■ **What is required**: Exact copies of all entries are expected.

Content starts

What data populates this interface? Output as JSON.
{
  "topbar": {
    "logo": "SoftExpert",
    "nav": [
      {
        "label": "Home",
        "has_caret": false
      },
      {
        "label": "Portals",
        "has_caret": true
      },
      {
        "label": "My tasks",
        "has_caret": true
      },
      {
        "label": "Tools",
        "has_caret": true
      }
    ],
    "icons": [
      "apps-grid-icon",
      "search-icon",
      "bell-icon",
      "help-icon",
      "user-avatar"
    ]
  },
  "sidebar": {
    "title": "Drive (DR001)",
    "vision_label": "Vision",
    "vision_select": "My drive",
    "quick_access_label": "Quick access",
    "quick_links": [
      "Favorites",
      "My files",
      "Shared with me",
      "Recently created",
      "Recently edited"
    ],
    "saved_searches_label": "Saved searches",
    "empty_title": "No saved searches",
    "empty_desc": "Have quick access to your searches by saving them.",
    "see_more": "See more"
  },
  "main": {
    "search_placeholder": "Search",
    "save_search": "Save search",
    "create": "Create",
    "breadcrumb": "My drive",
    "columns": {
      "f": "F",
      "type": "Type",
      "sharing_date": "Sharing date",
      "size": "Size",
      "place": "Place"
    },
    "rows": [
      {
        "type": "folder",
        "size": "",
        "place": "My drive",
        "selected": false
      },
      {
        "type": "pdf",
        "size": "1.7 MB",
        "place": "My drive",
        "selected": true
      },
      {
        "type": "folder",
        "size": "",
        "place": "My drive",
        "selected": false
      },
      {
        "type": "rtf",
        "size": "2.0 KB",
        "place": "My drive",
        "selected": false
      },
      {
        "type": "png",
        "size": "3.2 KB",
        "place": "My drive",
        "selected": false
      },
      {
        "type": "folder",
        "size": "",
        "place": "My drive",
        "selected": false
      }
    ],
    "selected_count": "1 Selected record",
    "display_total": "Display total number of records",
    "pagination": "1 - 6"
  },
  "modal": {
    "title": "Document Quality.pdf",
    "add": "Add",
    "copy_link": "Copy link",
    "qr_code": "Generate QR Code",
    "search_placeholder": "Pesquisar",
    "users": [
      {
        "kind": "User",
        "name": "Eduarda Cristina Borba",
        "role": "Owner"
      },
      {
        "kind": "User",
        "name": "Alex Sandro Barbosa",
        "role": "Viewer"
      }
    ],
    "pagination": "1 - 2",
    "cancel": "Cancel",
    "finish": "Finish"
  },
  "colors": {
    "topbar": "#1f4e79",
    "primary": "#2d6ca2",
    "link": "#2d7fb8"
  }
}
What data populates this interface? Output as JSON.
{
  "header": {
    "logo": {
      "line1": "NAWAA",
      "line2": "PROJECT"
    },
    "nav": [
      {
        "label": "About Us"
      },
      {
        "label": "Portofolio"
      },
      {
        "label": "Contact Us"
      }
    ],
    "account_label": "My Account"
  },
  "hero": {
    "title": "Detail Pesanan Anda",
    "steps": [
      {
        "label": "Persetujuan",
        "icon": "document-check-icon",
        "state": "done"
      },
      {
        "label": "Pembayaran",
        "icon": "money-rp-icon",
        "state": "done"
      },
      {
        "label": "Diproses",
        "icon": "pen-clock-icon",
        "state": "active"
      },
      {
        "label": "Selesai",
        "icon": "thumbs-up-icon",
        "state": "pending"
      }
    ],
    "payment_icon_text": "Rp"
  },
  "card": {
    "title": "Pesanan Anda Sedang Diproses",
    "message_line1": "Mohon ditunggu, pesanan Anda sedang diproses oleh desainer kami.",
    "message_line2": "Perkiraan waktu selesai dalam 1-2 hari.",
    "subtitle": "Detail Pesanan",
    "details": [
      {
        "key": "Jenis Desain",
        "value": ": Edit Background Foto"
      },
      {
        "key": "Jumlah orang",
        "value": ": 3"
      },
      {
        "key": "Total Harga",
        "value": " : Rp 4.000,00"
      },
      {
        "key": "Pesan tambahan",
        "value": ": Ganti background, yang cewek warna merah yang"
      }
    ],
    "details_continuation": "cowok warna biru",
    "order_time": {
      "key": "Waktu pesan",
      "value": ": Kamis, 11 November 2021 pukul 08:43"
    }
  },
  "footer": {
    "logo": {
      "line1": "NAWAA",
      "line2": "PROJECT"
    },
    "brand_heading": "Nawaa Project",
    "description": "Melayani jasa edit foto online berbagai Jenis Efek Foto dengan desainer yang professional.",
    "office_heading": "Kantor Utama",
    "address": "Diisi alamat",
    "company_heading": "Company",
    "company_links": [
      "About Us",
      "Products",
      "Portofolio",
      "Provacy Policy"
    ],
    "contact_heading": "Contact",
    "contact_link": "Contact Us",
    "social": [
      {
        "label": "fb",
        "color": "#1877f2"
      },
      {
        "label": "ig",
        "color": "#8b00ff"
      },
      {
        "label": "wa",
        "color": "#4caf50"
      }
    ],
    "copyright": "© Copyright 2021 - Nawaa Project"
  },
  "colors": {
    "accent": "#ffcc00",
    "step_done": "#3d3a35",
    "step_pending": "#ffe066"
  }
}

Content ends

■ **The answer**:
What data populates this interface? Output as JSON.
{
  "topbar": {
    "logo": "SoftExpert",
    "nav": [
      {
        "label": "Home",
        "has_caret": false
      },
      {
        "label": "Portals",
        "has_caret": true
      },
      {
        "label": "My tasks",
        "has_caret": true
      },
      {
        "label": "Tools",
        "has_caret": true
      }
    ],
    "icons": [
      "apps-grid-icon",
      "search-icon",
      "bell-icon",
      "help-icon",
      "user-avatar"
    ]
  },
  "sidebar": {
    "title": "Drive (DR001)",
    "vision_label": "Vision",
    "vision_select": "My drive",
    "quick_access_label": "Quick access",
    "quick_links": [
      "Favorites",
      "My files",
      "Shared with me",
      "Recently created",
      "Recently edited"
    ],
    "saved_searches_label": "Saved searches",
    "empty_title": "No saved searches",
    "empty_desc": "Have quick access to your searches by saving them.",
    "see_more": "See more"
  },
  "main": {
    "search_placeholder": "Search",
    "save_search": "Save search",
    "create": "Create",
    "breadcrumb": "My drive",
    "columns": {
      "f": "F",
      "type": "Type",
      "sharing_date": "Sharing date",
      "size": "Size",
      "place": "Place"
    },
    "rows": [
      {
        "type": "folder",
        "size": "",
        "place": "My drive",
        "selected": false
      },
      {
        "type": "pdf",
        "size": "1.7 MB",
        "place": "My drive",
        "selected": true
      },
      {
        "type": "folder",
        "size": "",
        "place": "My drive",
        "selected": false
      },
      {
        "type": "rtf",
        "size": "2.0 KB",
        "place": "My drive",
        "selected": false
      },
      {
        "type": "png",
        "size": "3.2 KB",
        "place": "My drive",
        "selected": false
      },
      {
        "type": "folder",
        "size": "",
        "place": "My drive",
        "selected": false
      }
    ],
    "selected_count": "1 Selected record",
    "display_total": "Display total number of records",
    "pagination": "1 - 6"
  },
  "modal": {
    "title": "Document Quality.pdf",
    "add": "Add",
    "copy_link": "Copy link",
    "qr_code": "Generate QR Code",
    "search_placeholder": "Pesquisar",
    "users": [
      {
        "kind": "User",
        "name": "Eduarda Cristina Borba",
        "role": "Owner"
      },
      {
        "kind": "User",
        "name": "Alex Sandro Barbosa",
        "role": "Viewer"
      }
    ],
    "pagination": "1 - 2",
    "cancel": "Cancel",
    "finish": "Finish"
  },
  "colors": {
    "topbar": "#1f4e79",
    "primary": "#2d6ca2",
    "link": "#2d7fb8"
  }
}
What data populates this interface? Output as JSON.
{
  "header": {
    "logo": {
      "line1": "NAWAA",
      "line2": "PROJECT"
    },
    "nav": [
      {
        "label": "About Us"
      },
      {
        "label": "Portofolio"
      },
      {
        "label": "Contact Us"
      }
    ],
    "account_label": "My Account"
  },
  "hero": {
    "title": "Detail Pesanan Anda",
    "steps": [
      {
        "label": "Persetujuan",
        "icon": "document-check-icon",
        "state": "done"
      },
      {
        "label": "Pembayaran",
        "icon": "money-rp-icon",
        "state": "done"
      },
      {
        "label": "Diproses",
        "icon": "pen-clock-icon",
        "state": "active"
      },
      {
        "label": "Selesai",
        "icon": "thumbs-up-icon",
        "state": "pending"
      }
    ],
    "payment_icon_text": "Rp"
  },
  "card": {
    "title": "Pesanan Anda Sedang Diproses",
    "message_line1": "Mohon ditunggu, pesanan Anda sedang diproses oleh desainer kami.",
    "message_line2": "Perkiraan waktu selesai dalam 1-2 hari.",
    "subtitle": "Detail Pesanan",
    "details": [
      {
        "key": "Jenis Desain",
        "value": ": Edit Background Foto"
      },
      {
        "key": "Jumlah orang",
        "value": ": 3"
      },
      {
        "key": "Total Harga",
        "value": " : Rp 4.000,00"
      },
      {
        "key": "Pesan tambahan",
        "value": ": Ganti background, yang cewek warna merah yang"
      }
    ],
    "details_continuation": "cowok warna biru",
    "order_time": {
      "key": "Waktu pesan",
      "value": ": Kamis, 11 November 2021 pukul 08:43"
    }
  },
  "footer": {
    "logo": {
      "line1": "NAWAA",
      "line2": "PROJECT"
    },
    "brand_heading": "Nawaa Project",
    "description": "Melayani jasa edit foto online berbagai Jenis Efek Foto dengan desainer yang professional.",
    "office_heading": "Kantor Utama",
    "address": "Diisi alamat",
    "company_heading": "Company",
    "company_links": [
      "About Us",
      "Products",
      "Portofolio",
      "Provacy Policy"
    ],
    "contact_heading": "Contact",
    "contact_link": "Contact Us",
    "social": [
      {
        "label": "fb",
        "color": "#1877f2"
      },
      {
        "label": "ig",
        "color": "#8b00ff"
      },
      {
        "label": "wa",
        "color": "#4caf50"
      }
    ],
    "copyright": "© Copyright 2021 - Nawaa Project"
  },
  "colors": {
    "accent": "#ffcc00",
    "step_done": "#3d3a35",
    "step_pending": "#ffe066"
  }
}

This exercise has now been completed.